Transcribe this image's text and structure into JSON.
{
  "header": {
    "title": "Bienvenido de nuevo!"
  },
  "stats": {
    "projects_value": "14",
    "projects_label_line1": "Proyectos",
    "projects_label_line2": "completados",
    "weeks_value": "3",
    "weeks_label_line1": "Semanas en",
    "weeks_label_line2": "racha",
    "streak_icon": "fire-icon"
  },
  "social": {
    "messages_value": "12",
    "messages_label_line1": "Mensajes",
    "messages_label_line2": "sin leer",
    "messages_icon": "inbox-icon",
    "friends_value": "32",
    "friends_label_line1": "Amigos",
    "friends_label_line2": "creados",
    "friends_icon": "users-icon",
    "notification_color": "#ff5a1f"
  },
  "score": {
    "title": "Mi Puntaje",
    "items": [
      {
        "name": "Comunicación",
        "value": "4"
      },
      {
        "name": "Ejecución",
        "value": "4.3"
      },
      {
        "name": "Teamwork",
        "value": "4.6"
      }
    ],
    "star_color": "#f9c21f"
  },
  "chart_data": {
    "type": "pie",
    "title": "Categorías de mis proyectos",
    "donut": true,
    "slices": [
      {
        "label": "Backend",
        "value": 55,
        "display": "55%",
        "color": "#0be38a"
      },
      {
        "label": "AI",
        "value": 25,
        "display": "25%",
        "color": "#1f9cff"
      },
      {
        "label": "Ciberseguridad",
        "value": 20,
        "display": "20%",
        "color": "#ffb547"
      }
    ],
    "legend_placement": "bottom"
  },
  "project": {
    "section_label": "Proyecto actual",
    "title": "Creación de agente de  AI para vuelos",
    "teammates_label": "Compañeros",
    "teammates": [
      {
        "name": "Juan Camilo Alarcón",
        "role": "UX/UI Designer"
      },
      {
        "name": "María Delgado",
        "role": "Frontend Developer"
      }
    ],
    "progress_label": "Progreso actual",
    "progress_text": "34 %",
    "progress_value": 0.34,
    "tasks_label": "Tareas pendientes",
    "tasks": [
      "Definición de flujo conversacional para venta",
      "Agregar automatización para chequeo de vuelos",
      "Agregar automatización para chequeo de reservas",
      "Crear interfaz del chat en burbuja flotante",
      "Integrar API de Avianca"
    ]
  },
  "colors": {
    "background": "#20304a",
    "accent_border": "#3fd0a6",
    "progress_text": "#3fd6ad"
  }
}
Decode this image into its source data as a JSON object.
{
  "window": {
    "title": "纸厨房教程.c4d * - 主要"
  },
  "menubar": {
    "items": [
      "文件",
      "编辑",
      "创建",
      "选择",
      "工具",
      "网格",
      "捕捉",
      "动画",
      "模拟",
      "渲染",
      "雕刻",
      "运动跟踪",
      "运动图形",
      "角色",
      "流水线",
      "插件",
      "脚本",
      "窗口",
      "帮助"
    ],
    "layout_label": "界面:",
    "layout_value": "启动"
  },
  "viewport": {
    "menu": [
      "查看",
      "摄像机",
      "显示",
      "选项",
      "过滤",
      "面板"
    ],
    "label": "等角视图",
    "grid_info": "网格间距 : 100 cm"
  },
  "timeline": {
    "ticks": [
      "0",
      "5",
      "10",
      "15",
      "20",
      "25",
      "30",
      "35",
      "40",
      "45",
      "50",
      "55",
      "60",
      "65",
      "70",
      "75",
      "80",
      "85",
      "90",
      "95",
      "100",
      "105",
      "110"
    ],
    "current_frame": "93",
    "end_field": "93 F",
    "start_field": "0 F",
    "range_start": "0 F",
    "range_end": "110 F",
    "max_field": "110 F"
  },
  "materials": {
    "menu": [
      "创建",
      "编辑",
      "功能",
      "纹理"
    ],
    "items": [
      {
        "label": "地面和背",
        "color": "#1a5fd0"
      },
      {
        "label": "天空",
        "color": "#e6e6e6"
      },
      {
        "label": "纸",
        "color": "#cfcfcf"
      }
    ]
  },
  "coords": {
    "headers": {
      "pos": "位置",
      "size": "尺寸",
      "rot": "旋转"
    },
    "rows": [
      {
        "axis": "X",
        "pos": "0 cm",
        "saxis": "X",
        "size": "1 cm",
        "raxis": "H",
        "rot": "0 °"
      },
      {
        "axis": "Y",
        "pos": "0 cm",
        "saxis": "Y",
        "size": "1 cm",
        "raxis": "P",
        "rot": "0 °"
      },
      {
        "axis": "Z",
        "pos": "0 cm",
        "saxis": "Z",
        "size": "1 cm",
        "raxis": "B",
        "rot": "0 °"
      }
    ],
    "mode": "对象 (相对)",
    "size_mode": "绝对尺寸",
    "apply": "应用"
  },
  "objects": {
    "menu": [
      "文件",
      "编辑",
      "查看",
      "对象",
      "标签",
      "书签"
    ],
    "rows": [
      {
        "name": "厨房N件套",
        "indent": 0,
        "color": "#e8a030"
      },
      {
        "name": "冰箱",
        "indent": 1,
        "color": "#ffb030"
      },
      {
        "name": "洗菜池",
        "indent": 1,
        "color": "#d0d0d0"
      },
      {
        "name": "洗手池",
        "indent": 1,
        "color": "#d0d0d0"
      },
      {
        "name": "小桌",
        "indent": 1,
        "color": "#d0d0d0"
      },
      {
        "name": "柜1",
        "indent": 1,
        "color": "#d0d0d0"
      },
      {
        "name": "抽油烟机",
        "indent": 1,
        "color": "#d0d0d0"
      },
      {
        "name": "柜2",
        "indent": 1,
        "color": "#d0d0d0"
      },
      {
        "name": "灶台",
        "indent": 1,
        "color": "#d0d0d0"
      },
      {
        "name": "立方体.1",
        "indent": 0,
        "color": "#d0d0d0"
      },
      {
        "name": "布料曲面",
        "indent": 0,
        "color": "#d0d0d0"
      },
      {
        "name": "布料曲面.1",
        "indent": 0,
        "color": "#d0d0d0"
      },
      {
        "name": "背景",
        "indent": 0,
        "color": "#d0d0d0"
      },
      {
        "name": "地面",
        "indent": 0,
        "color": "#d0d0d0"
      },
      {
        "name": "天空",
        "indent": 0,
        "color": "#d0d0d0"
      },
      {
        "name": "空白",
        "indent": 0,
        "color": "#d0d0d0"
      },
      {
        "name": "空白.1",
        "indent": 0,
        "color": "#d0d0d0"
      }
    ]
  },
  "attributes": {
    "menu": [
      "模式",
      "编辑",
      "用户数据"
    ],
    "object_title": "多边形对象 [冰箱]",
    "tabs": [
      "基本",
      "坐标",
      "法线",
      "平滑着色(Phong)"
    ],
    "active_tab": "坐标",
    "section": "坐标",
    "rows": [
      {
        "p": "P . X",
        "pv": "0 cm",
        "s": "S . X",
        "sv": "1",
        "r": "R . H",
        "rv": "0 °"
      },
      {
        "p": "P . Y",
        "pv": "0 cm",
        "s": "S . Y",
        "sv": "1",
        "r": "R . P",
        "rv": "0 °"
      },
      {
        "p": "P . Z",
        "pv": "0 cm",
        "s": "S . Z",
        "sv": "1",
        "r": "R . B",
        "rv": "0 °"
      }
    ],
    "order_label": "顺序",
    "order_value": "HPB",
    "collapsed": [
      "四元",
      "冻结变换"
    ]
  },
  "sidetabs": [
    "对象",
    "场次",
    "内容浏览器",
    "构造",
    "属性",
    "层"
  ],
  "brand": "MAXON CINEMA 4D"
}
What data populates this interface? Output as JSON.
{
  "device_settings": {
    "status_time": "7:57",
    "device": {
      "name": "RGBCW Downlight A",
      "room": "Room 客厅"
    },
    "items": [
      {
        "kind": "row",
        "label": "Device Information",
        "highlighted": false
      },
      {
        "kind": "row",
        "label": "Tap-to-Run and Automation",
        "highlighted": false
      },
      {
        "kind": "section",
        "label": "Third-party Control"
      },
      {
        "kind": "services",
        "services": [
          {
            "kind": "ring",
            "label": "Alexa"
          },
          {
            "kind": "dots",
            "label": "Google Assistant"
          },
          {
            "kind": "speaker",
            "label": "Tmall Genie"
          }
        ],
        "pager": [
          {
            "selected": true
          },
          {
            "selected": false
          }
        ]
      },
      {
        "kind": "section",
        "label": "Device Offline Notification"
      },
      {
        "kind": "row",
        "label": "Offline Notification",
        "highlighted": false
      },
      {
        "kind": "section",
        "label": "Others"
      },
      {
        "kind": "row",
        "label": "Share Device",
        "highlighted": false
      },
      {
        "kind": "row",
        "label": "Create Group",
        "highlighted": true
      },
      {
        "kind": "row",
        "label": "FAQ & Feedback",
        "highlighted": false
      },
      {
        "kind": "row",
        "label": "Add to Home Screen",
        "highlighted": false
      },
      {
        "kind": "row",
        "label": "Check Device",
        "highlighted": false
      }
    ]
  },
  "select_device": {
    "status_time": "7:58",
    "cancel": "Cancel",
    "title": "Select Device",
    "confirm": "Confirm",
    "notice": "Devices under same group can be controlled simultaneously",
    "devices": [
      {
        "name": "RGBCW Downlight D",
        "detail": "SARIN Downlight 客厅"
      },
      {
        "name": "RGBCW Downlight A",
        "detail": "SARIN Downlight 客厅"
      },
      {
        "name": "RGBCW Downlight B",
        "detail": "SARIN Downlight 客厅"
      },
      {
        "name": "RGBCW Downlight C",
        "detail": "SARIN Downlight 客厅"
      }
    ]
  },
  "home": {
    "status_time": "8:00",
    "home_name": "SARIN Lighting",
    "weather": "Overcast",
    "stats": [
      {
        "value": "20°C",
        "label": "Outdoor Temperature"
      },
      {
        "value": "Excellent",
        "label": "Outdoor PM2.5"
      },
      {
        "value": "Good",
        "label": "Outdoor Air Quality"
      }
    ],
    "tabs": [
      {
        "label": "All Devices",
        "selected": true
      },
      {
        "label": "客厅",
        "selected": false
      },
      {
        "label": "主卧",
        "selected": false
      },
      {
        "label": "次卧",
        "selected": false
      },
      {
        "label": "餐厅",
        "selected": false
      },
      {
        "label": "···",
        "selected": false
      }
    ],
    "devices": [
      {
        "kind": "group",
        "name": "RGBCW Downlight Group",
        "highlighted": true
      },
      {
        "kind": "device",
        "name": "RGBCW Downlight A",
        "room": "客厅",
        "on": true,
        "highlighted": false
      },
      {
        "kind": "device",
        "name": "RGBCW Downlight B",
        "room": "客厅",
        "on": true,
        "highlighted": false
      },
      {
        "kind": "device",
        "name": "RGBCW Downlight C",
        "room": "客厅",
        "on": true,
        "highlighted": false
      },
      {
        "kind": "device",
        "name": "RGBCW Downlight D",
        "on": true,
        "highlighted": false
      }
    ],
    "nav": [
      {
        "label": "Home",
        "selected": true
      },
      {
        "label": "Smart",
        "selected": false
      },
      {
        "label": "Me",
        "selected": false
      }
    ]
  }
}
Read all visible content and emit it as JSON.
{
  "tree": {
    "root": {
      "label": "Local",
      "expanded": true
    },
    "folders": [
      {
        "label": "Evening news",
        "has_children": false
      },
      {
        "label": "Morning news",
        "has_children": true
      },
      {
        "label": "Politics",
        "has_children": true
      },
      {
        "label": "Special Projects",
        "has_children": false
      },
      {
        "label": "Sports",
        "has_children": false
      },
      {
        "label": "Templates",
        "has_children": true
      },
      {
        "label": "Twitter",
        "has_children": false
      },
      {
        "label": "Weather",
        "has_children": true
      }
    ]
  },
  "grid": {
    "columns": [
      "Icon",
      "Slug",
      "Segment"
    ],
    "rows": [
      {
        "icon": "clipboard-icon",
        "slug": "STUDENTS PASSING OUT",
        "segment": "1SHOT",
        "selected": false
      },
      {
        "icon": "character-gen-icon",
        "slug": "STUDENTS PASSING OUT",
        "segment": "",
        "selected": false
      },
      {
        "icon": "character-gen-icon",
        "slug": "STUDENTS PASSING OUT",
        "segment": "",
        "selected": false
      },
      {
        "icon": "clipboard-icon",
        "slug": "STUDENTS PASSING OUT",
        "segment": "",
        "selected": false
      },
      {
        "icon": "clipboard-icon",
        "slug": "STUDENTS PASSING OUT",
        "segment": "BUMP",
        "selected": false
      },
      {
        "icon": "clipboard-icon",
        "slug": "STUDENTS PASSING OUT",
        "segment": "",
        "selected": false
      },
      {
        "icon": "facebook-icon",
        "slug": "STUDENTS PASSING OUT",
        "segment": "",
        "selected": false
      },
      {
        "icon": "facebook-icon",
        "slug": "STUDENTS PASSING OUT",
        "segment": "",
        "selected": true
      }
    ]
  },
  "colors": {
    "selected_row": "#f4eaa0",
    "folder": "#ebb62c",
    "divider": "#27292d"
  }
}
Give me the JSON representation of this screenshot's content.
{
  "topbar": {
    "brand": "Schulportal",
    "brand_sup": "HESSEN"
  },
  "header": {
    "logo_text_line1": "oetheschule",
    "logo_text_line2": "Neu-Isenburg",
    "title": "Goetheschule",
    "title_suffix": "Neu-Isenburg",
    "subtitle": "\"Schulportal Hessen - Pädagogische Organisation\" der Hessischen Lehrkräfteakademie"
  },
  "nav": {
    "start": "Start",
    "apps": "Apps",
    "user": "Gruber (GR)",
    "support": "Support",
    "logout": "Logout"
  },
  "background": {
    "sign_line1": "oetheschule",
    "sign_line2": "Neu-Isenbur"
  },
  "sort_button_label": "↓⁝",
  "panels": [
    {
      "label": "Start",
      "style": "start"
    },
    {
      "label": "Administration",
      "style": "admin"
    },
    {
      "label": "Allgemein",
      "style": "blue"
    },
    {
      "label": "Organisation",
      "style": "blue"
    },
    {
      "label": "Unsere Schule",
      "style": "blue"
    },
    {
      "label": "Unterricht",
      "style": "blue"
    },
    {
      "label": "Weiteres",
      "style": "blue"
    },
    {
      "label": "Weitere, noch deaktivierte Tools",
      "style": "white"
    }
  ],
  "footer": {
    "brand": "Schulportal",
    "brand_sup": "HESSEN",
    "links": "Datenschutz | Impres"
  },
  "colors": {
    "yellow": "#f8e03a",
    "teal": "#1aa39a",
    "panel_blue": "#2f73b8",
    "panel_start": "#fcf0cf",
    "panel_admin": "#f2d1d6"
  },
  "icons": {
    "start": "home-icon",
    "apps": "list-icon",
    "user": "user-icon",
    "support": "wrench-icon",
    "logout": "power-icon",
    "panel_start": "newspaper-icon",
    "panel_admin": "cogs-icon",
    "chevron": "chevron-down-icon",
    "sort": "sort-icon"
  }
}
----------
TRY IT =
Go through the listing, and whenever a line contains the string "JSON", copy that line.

RESPONSE TO THE EXERCISE =
Transcribe this image's text and structure into JSON.
Decode this image into its source data as a JSON object.
What data populates this interface? Output as JSON.
Read all visible content and emit it as JSON.
Give me the JSON representation of this screenshot's content.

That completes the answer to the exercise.